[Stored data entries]
☆ ☆ ☆ ☆
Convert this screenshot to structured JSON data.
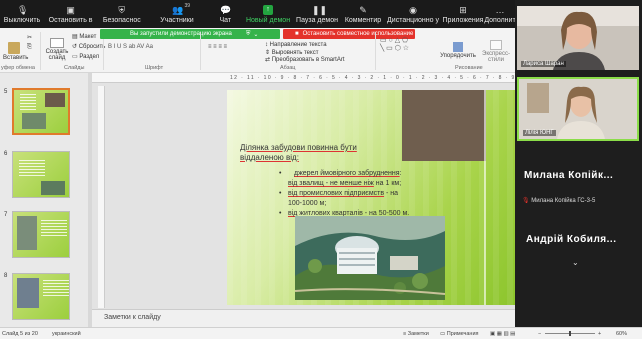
{
  "zoom_toolbar": {
    "mute": "Выключить",
    "stop_video": "Остановить в",
    "security": "Безопаснос",
    "participants": "Участники",
    "participants_count": "39",
    "chat": "Чат",
    "new_share": "Новый демон",
    "pause_share": "Пауза демон",
    "annotate": "Комментир",
    "remote": "Дистанционно у",
    "apps": "Приложения",
    "more": "Дополнит"
  },
  "share_banner": {
    "status": "Вы запустили демонстрацию экрана",
    "stop": "Остановить совместное использование"
  },
  "ribbon": {
    "insert": "Вставить",
    "create_slide": "Создать\nслайд",
    "layout": "Макет",
    "reset": "Сбросить",
    "section": "Раздел",
    "groups": [
      "уфер обмена",
      "Слайды",
      "Шрифт",
      "Абзац",
      "Рисование"
    ],
    "text_direction": "Направление текста",
    "align_text": "Выровнять текст",
    "smartart": "Преобразовать в SmartArt",
    "arrange": "Упорядочить",
    "quick_styles": "Экспресс-\nстили"
  },
  "thumbnails": [
    {
      "num": "5",
      "selected": true
    },
    {
      "num": "6",
      "selected": false
    },
    {
      "num": "7",
      "selected": false
    },
    {
      "num": "8",
      "selected": false
    }
  ],
  "ruler_marks": "12 · 11 · 10 · 9 · 8 · 7 · 6 · 5 · 4 · 3 · 2 · 1 · 0 · 1 · 2 · 3 · 4 · 5 · 6 · 7 · 8 · 9 · 10 · 11 · 12",
  "slide": {
    "title_1": "Ділянка забудови повинна бути",
    "title_2": "віддаленою від:",
    "items": [
      {
        "text_u": "джерел ймовірного забруднення",
        "text": ":"
      },
      {
        "text_u": "від звалищ - не менше ніж",
        "text": " на 1 км;"
      },
      {
        "text_u": "від промислових підприємств",
        "text": " - на"
      },
      {
        "text_u": "",
        "text": "100-1000 м;"
      },
      {
        "text_u": "від житлових кварталів",
        "text": " - на 50-500 м."
      }
    ]
  },
  "notes_placeholder": "Заметки к слайду",
  "status": {
    "slide_of": "Слайд 5 из 20",
    "language": "украинский",
    "notes": "Заметки",
    "comments": "Примечания",
    "zoom": "60%"
  },
  "participants": [
    {
      "name": "Лариса Шаран"
    },
    {
      "name": "Лілія ЮНГ"
    }
  ],
  "participants_text": {
    "big_1": "Милана  Копійк...",
    "small_1": "Милана Копійка ГС-3-5",
    "big_2": "Андрій  Кобиля..."
  },
  "colors": {
    "zoom_green": "#35b34a",
    "zoom_red": "#e4322b",
    "slide_green": "#8cc52c",
    "speaking_border": "#8bdd49"
  }
}
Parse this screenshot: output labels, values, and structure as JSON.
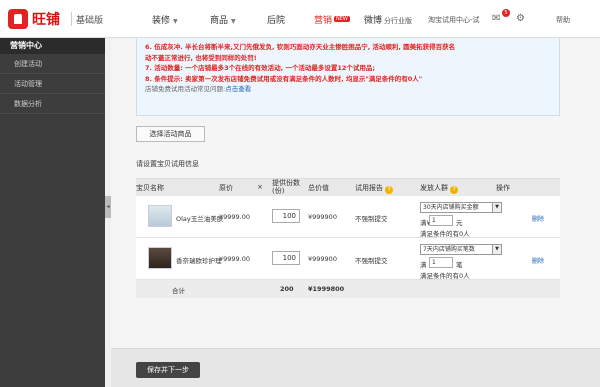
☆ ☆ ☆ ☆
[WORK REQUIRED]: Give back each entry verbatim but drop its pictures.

[ANSWER SPACE]:
Convert this screenshot to structured JSON data.
{
  "zoom_toolbar": {
    "mute": "Выключить",
    "stop_video": "Остановить в",
    "security": "Безопаснос",
    "participants": "Участники",
    "participants_count": "39",
    "chat": "Чат",
    "new_share": "Новый демон",
    "pause_share": "Пауза демон",
    "annotate": "Комментир",
    "remote": "Дистанционно у",
    "apps": "Приложения",
    "more": "Дополнит"
  },
  "share_banner": {
    "status": "Вы запустили демонстрацию экрана",
    "stop": "Остановить совместное использование"
  },
  "ribbon": {
    "insert": "Вставить",
    "create_slide": "Создать\nслайд",
    "layout": "Макет",
    "reset": "Сбросить",
    "section": "Раздел",
    "groups": [
      "уфер обмена",
      "Слайды",
      "Шрифт",
      "Абзац",
      "Рисование"
    ],
    "text_direction": "Направление текста",
    "align_text": "Выровнять текст",
    "smartart": "Преобразовать в SmartArt",
    "arrange": "Упорядочить",
    "quick_styles": "Экспресс-\nстили"
  },
  "thumbnails": [
    {
      "num": "5",
      "selected": true
    },
    {
      "num": "6",
      "selected": false
    },
    {
      "num": "7",
      "selected": false
    },
    {
      "num": "8",
      "selected": false
    }
  ],
  "ruler_marks": "12 · 11 · 10 · 9 · 8 · 7 · 6 · 5 · 4 · 3 · 2 · 1 · 0 · 1 · 2 · 3 · 4 · 5 · 6 · 7 · 8 · 9 · 10 · 11 · 12",
  "slide": {
    "title_1": "Ділянка забудови повинна бути",
    "title_2": "віддаленою від:",
    "items": [
      {
        "text_u": "джерел ймовірного забруднення",
        "text": ":"
      },
      {
        "text_u": "від звалищ - не менше ніж",
        "text": " на 1 км;"
      },
      {
        "text_u": "від промислових підприємств",
        "text": " - на"
      },
      {
        "text_u": "",
        "text": "100-1000 м;"
      },
      {
        "text_u": "від житлових кварталів",
        "text": " - на 50-500 м."
      }
    ]
  },
  "notes_placeholder": "Заметки к слайду",
  "status": {
    "slide_of": "Слайд 5 из 20",
    "language": "украинский",
    "notes": "Заметки",
    "comments": "Примечания",
    "zoom": "60%"
  },
  "participants": [
    {
      "name": "Лариса Шаран"
    },
    {
      "name": "Лілія ЮНГ"
    }
  ],
  "participants_text": {
    "big_1": "Милана  Копійк...",
    "small_1": "Милана Копійка ГС-3-5",
    "big_2": "Андрій  Кобиля..."
  },
  "colors": {
    "zoom_green": "#35b34a",
    "zoom_red": "#e4322b",
    "slide_green": "#8cc52c",
    "speaking_border": "#8bdd49"
  }
}
Parse this screenshot: output labels, values, and structure as JSON.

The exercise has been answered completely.